“I’m attending to this salvage, sir,” said Mr. Martin, to the captain. “My folks live up Asquam way. I’ll take him along with me.”
Asquam’s languid representative of the telegraph knocked upon the door of Applegate Farm, which was locked. Then he thrust the yellow envelope as far under the door as possible and went his way. An hour later, a tall man and a radiant small boy pushed open the gate on Winterbottom Road and walked across the yellow grass. Kirk broke away and ran toward the house, hands outflung.
“Phil! Ken!” he called jubilantly.
His face shadowed as his hands came against the unyielding door of the house.
“Phil—” he faltered.
“Perhaps they haven’t the telegram,” Mr. Martin said. “We’ll have to wait around.”
“They might be at the Maestro’s,” Kirk said suddenly. “Come—run quick—I’ll show you the way. There’s a hole in the hedge—are you too big to get through?”
“I think not,” said the mate.
In the Maestro’s library, Felicia leaned suddenly upon the piano. “Ken,” she said, breathing hard, “something’s going to happen—something!”
“What more can happen?” Ken said gently.
“But—oh, please! Do something—I don’t know—”
“Poor child!” murmured the Maestro. “Sit here, Felicia. Help her, Ken.”
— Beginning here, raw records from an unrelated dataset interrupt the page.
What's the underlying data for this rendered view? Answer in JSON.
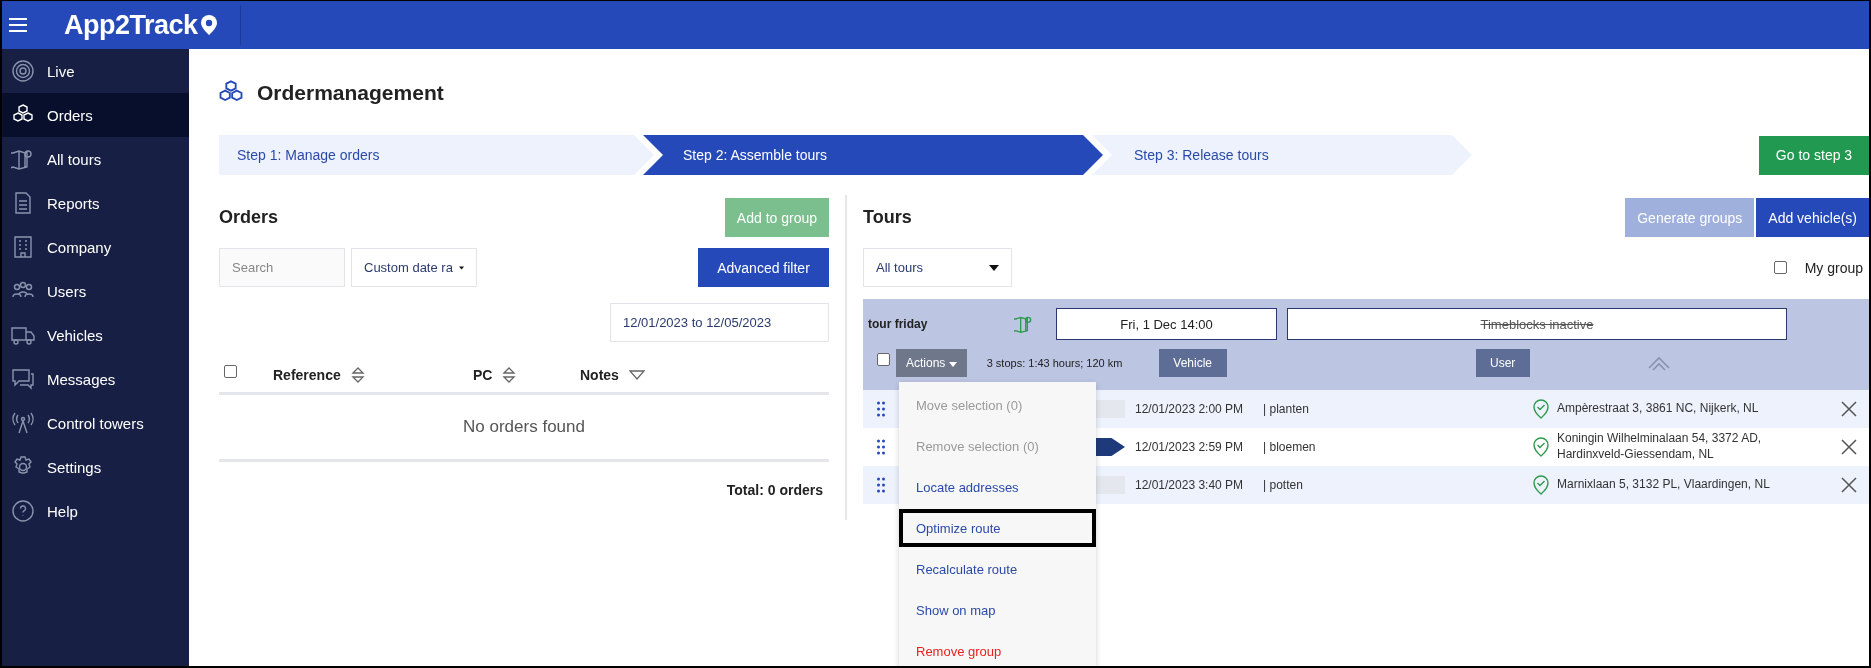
{
  "topbar": {
    "logo": "App2Track"
  },
  "sidebar": {
    "items": [
      {
        "label": "Live",
        "selected": false
      },
      {
        "label": "Orders",
        "selected": true
      },
      {
        "label": "All tours",
        "selected": false
      },
      {
        "label": "Reports",
        "selected": false
      },
      {
        "label": "Company",
        "selected": false
      },
      {
        "label": "Users",
        "selected": false
      },
      {
        "label": "Vehicles",
        "selected": false
      },
      {
        "label": "Messages",
        "selected": false
      },
      {
        "label": "Control towers",
        "selected": false
      },
      {
        "label": "Settings",
        "selected": false
      },
      {
        "label": "Help",
        "selected": false
      }
    ]
  },
  "page": {
    "title": "Ordermanagement"
  },
  "steps": [
    {
      "label": "Step 1: Manage orders",
      "selected": false
    },
    {
      "label": "Step 2: Assemble tours",
      "selected": true
    },
    {
      "label": "Step 3: Release tours",
      "selected": false
    }
  ],
  "next_button": "Go to step 3",
  "orders": {
    "title": "Orders",
    "add_button": {
      "label": "Add to group",
      "disabled": true
    },
    "search": {
      "placeholder": "Search"
    },
    "date_select": "Custom date ra",
    "filter_button": "Advanced filter",
    "date_range": "12/01/2023 to 12/05/2023",
    "select_all": {
      "checked": false
    },
    "columns": [
      {
        "label": "Reference",
        "kind": "sort"
      },
      {
        "label": "PC",
        "kind": "sort"
      },
      {
        "label": "Notes",
        "kind": "filter"
      }
    ],
    "empty": "No orders found",
    "total": "Total: 0 orders"
  },
  "tours": {
    "title": "Tours",
    "generate_button": {
      "label": "Generate groups",
      "disabled": true
    },
    "add_button": "Add vehicle(s)",
    "filter_select": "All tours",
    "my_groups": {
      "label": "My group",
      "checked": false
    },
    "tour": {
      "name": "tour friday",
      "start": "Fri, 1 Dec 14:00",
      "timeblocks": {
        "label": "Timeblocks inactive",
        "active": false
      },
      "select": {
        "checked": false
      },
      "actions": {
        "label": "Actions",
        "expanded": true
      },
      "stats": "3 stops: 1:43 hours; 120 km",
      "vehicle_button": "Vehicle",
      "user_button": "User",
      "expanded": true,
      "stops": [
        {
          "kind": "plain",
          "time": "12/01/2023 2:00 PM",
          "note": "| planten",
          "located": true,
          "address": "Ampèrestraat 3, 3861 NC, Nijkerk, NL"
        },
        {
          "kind": "arrow",
          "time": "12/01/2023 2:59 PM",
          "note": "| bloemen",
          "located": true,
          "address": "Koningin Wilhelminalaan 54, 3372 AD, Hardinxveld-Giessendam, NL"
        },
        {
          "kind": "plain",
          "time": "12/01/2023 3:40 PM",
          "note": "| potten",
          "located": true,
          "address": "Marnixlaan 5, 3132 PL, Vlaardingen, NL"
        }
      ]
    },
    "menu": [
      {
        "label": "Move selection (0)",
        "kind": "disabled",
        "selected": false
      },
      {
        "label": "Remove selection (0)",
        "kind": "disabled",
        "selected": false
      },
      {
        "label": "Locate addresses",
        "kind": "action",
        "selected": false
      },
      {
        "label": "Optimize route",
        "kind": "action",
        "selected": true
      },
      {
        "label": "Recalculate route",
        "kind": "action",
        "selected": false
      },
      {
        "label": "Show on map",
        "kind": "action",
        "selected": false
      },
      {
        "label": "Remove group",
        "kind": "danger",
        "selected": false
      }
    ]
  }
}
“I don’t need help,” said Phil. “Oh, you think I’m mad, I suppose. I’m not. Ken—please go and look out—go to the house. Oh, Kirk!”
The Maestro shook his head and put a hand on Felicia’s shoulder.
“Better go, Ken,” he said quietly.
Kenelm stepped upon the terrace. Through the long window, which he left open behind him, a joyous voice came quite clearly to the library.
“And this is the poor empty pool that I told you about, that never has had any water in it since then—and aren’t we at the terrace steps now?”
Felicia vowed afterward that she didn’t faint. Yet she had no clear recollection of seeing Kirk between the time when she saw him drop the hand of the tall, strange man and run up the steps, and when they all were standing around her in the library, looking a little grave.
“Phil—Phil!” Kirk was saying then. “Oh, aren’t you glad to see me at all? It’s me—oh, Phil!”
His eager hands sought her face, to be sure it was she, so strange and quiet.
“Just a minute, lamb,” she heard Ken say, with a hand on Kirk’s shoulder. “Phil doesn’t feel quite right.”
Then warm, delicious life rushed over her, and she could move again and fling her trembling arms around Kirk. She and Ken and the Maestro all managed to embrace Kirk at once, so that they embraced each other, too. And Ken was not ashamed of his tears, nor was the Maestro.
The ex-mate of the Celestine stood discreetly on the terrace, whistling to himself. But he was not whistling the song about his hat. No, it was a little plaintive air, dimly familiar, Ken thought. Where had he heard it before? And why was the Maestro straightening with a stricken face, from Kirk?